In your opinion, what is the number one issue facing your district and how do you plan to address it?

Corlett: During my conversations with hundreds of residents, what has been evident is that this district needs someone to champion the area.  Consistent two-way communication between residents and their council person has been lacking in this district. As the Council Member, I will use multiple platforms for communicating with residents. In my recent use of calling and texting, I have learned folk are concerned about issues such as speeding and business closures. They deserve links to public policy and responses to their questions. Another initiative I am committed to is arranging quarterly meetings with small city leaders and neighborhood association presidents to exchange ideas and coordinate efforts. The time has come to invest in social infrastructure. Research shows that if we do not, our population grows more and more isolated. We are living at a time when persons feel disconnected from one another, from their government, and even from themselves.  Investing in social infrastructure could make a huge difference in our future.
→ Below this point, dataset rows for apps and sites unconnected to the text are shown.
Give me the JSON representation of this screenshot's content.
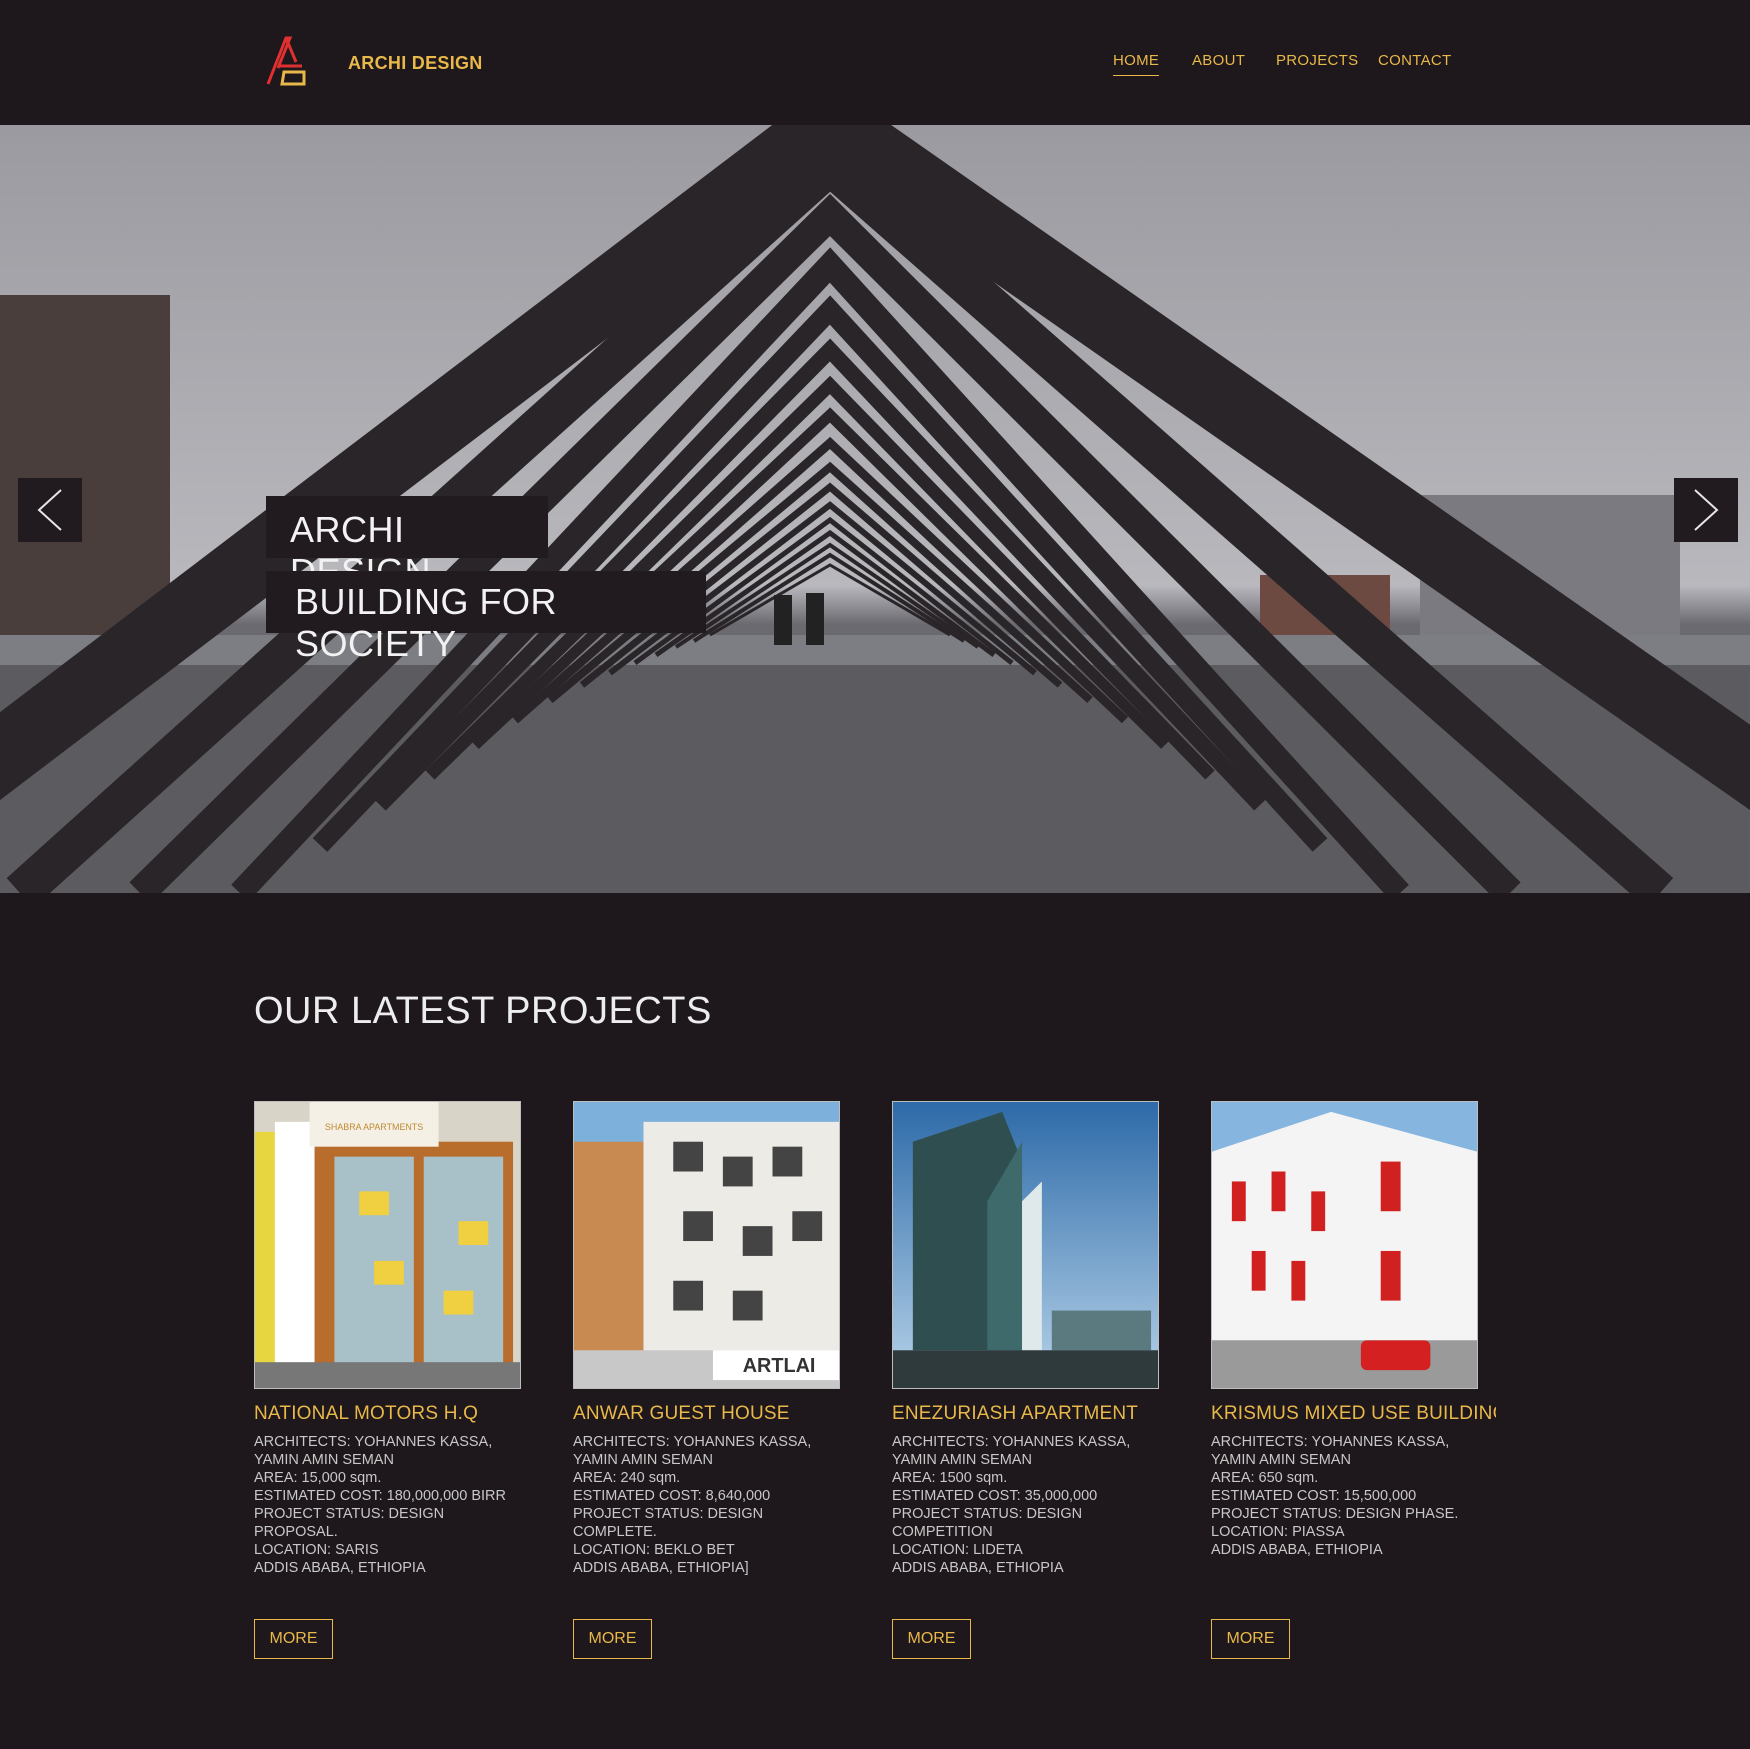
{
  "header": {
    "brand": "ARCHI DESIGN",
    "nav": [
      "HOME",
      "ABOUT",
      "PROJECTS",
      "CONTACT"
    ],
    "active_nav": "HOME"
  },
  "hero": {
    "line1": "ARCHI DESIGN",
    "line2": "BUILDING FOR SOCIETY"
  },
  "projects": {
    "heading": "OUR LATEST PROJECTS",
    "more_label": "MORE",
    "items": [
      {
        "title": "NATIONAL MOTORS H.Q",
        "lines": [
          "ARCHITECTS: YOHANNES KASSA,",
          "YAMIN AMIN SEMAN",
          "AREA: 15,000 sqm.",
          "ESTIMATED COST: 180,000,000 BIRR",
          "PROJECT STATUS: DESIGN",
          "PROPOSAL.",
          "LOCATION: SARIS",
          "ADDIS ABABA, ETHIOPIA"
        ],
        "image_sign": "SHABRA APARTMENTS"
      },
      {
        "title": "ANWAR GUEST HOUSE",
        "lines": [
          "ARCHITECTS: YOHANNES KASSA,",
          "YAMIN AMIN SEMAN",
          "AREA: 240 sqm.",
          "ESTIMATED COST: 8,640,000",
          "PROJECT STATUS: DESIGN",
          "COMPLETE.",
          "LOCATION: BEKLO BET",
          "ADDIS ABABA, ETHIOPIA]"
        ],
        "image_sign": "ARTLAI"
      },
      {
        "title": "ENEZURIASH APARTMENT",
        "lines": [
          "ARCHITECTS: YOHANNES KASSA,",
          "YAMIN AMIN SEMAN",
          "AREA: 1500 sqm.",
          "ESTIMATED COST: 35,000,000",
          "PROJECT STATUS: DESIGN",
          "COMPETITION",
          "LOCATION: LIDETA",
          "ADDIS ABABA, ETHIOPIA"
        ]
      },
      {
        "title": "KRISMUS MIXED USE BUILDING",
        "lines": [
          "ARCHITECTS: YOHANNES KASSA,",
          "YAMIN AMIN SEMAN",
          "AREA: 650 sqm.",
          "ESTIMATED COST: 15,500,000",
          "PROJECT STATUS: DESIGN PHASE.",
          "LOCATION: PIASSA",
          "ADDIS ABABA, ETHIOPIA"
        ]
      }
    ]
  },
  "icons": {
    "logo": "ad-logo-icon",
    "prev": "chevron-left-icon",
    "next": "chevron-right-icon"
  },
  "colors": {
    "background": "#1e171b",
    "accent": "#e8b84a",
    "logo_red": "#e03030"
  }
}
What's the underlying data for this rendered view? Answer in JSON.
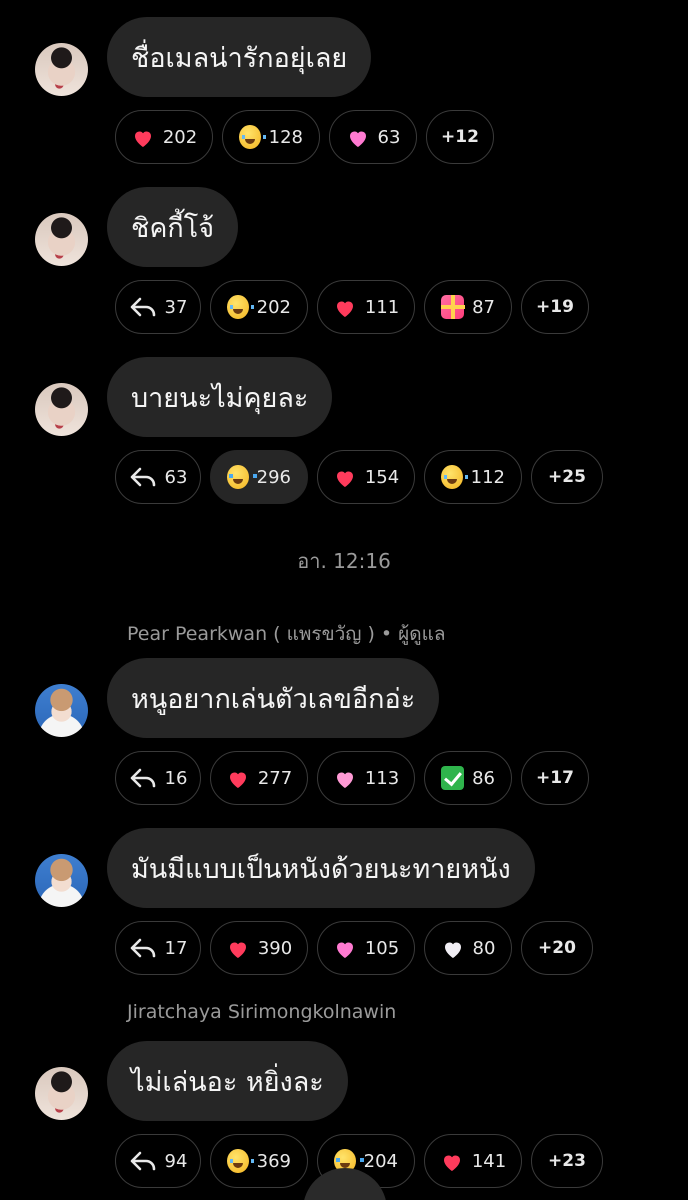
{
  "messages": [
    {
      "text": "ชื่อเมลน่ารักอยุ่เลย",
      "reactions": [
        {
          "icon": "red-heart-icon",
          "count": "202"
        },
        {
          "icon": "grinning-squint-face-icon",
          "count": "128"
        },
        {
          "icon": "pink-heart-icon",
          "count": "63"
        },
        {
          "count": "+12"
        }
      ]
    },
    {
      "text": "ชิคกี้โจ้",
      "reactions": [
        {
          "icon": "reply-icon",
          "count": "37"
        },
        {
          "icon": "tears-of-joy-face-icon",
          "count": "202"
        },
        {
          "icon": "red-heart-icon",
          "count": "111"
        },
        {
          "icon": "heart-with-ribbon-icon",
          "count": "87"
        },
        {
          "count": "+19"
        }
      ]
    },
    {
      "text": "บายนะไม่คุยละ",
      "reactions": [
        {
          "icon": "reply-icon",
          "count": "63"
        },
        {
          "icon": "crying-face-icon",
          "count": "296"
        },
        {
          "icon": "red-heart-icon",
          "count": "154"
        },
        {
          "icon": "tears-of-joy-face-icon",
          "count": "112"
        },
        {
          "count": "+25"
        }
      ]
    },
    {
      "text": "หนูอยากเล่นตัวเลขอีกอ่ะ",
      "reactions": [
        {
          "icon": "reply-icon",
          "count": "16"
        },
        {
          "icon": "red-heart-icon",
          "count": "277"
        },
        {
          "icon": "pink-heart-icon",
          "count": "113"
        },
        {
          "icon": "check-mark-button-icon",
          "count": "86"
        },
        {
          "count": "+17"
        }
      ]
    },
    {
      "text": "มันมีแบบเป็นหนังด้วยนะทายหนัง",
      "reactions": [
        {
          "icon": "reply-icon",
          "count": "17"
        },
        {
          "icon": "red-heart-icon",
          "count": "390"
        },
        {
          "icon": "pink-heart-icon",
          "count": "105"
        },
        {
          "icon": "white-heart-icon",
          "count": "80"
        },
        {
          "count": "+20"
        }
      ]
    },
    {
      "text": "ไม่เล่นอะ หยิ่งละ",
      "reactions": [
        {
          "icon": "reply-icon",
          "count": "94"
        },
        {
          "icon": "tears-of-joy-face-icon",
          "count": "369"
        },
        {
          "icon": "crying-face-icon",
          "count": "204"
        },
        {
          "icon": "red-heart-icon",
          "count": "141"
        },
        {
          "count": "+23"
        }
      ]
    }
  ],
  "timestamp": "อา. 12:16",
  "sender_admin": "Pear Pearkwan ( แพรขวัญ ) • ผู้ดูแล",
  "sender_2": "Jiratchaya Sirimongkolnawin",
  "colors": {
    "background": "#000000",
    "bubble": "#262626",
    "pill_border": "#3a3a3a",
    "muted_text": "#9a9a9a"
  }
}
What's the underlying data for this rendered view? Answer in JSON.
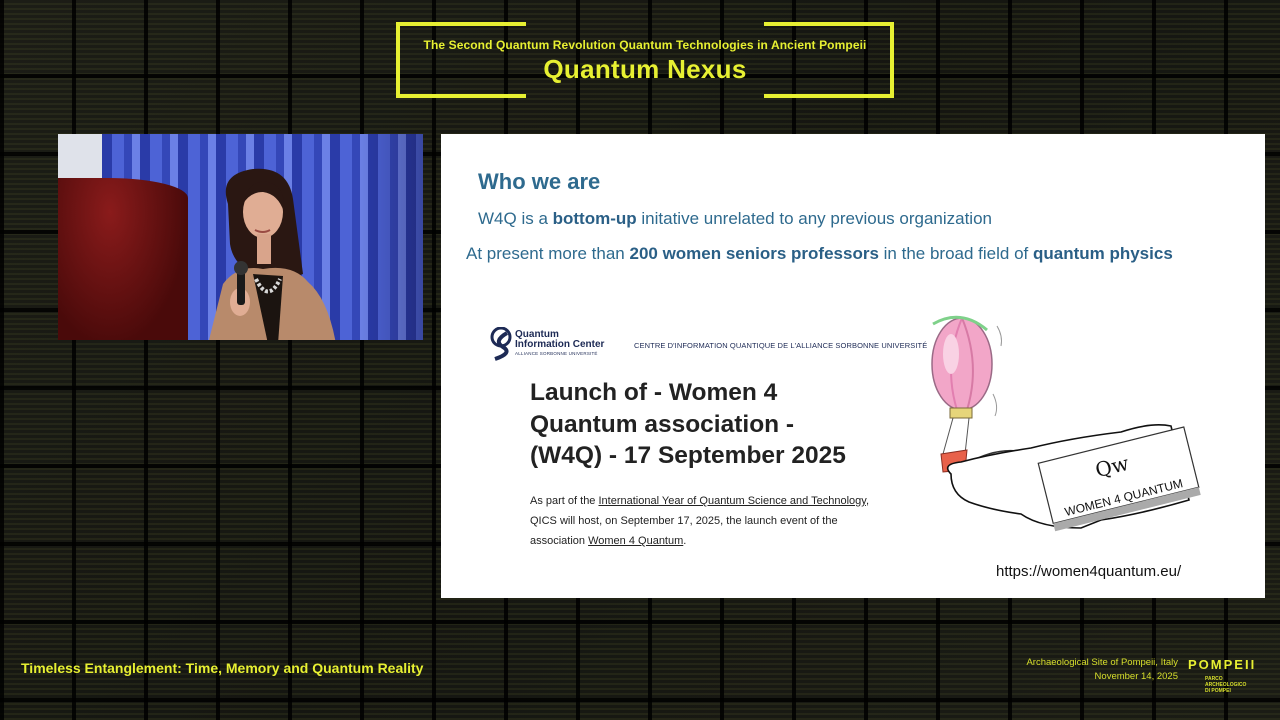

We have the resources to create one of the most vibrant and successful districts.  It is my goal to make District 18 thrive.

Grimes and Jarl did not respond to requests to participate in the questionnaire.

Amina Elahi is WFPL's City Reporter.